Problem statement
Reproduce each record exactly, leaving nothing out.

Data excerpts
-*-*-

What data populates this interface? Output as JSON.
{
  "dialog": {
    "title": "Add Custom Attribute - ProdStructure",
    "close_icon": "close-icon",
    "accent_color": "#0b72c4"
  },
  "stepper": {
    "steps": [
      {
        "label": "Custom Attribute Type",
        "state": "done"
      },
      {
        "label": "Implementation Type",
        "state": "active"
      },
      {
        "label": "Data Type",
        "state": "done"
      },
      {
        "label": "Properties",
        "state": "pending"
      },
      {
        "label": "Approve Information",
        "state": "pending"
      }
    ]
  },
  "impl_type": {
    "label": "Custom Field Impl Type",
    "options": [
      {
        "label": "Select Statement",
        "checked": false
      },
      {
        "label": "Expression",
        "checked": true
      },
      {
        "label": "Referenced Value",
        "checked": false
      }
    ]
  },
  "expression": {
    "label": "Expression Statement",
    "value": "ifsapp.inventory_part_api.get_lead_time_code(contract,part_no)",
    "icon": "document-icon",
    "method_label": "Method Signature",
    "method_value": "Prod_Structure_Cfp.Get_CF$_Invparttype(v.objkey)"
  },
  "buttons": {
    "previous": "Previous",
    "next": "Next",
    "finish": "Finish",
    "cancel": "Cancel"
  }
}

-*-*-

Response
What data populates this interface? Output as JSON.
{
  "dialog": {
    "title": "Add Custom Attribute - ProdStructure",
    "close_icon": "close-icon",
    "accent_color": "#0b72c4"
  },
  "stepper": {
    "steps": [
      {
        "label": "Custom Attribute Type",
        "state": "done"
      },
      {
        "label": "Implementation Type",
        "state": "active"
      },
      {
        "label": "Data Type",
        "state": "done"
      },
      {
        "label": "Properties",
        "state": "pending"
      },
      {
        "label": "Approve Information",
        "state": "pending"
      }
    ]
  },
  "impl_type": {
    "label": "Custom Field Impl Type",
    "options": [
      {
        "label": "Select Statement",
        "checked": false
      },
      {
        "label": "Expression",
        "checked": true
      },
      {
        "label": "Referenced Value",
        "checked": false
      }
    ]
  },
  "expression": {
    "label": "Expression Statement",
    "value": "ifsapp.inventory_part_api.get_lead_time_code(contract,part_no)",
    "icon": "document-icon",
    "method_label": "Method Signature",
    "method_value": "Prod_Structure_Cfp.Get_CF$_Invparttype(v.objkey)"
  },
  "buttons": {
    "previous": "Previous",
    "next": "Next",
    "finish": "Finish",
    "cancel": "Cancel"
  }
}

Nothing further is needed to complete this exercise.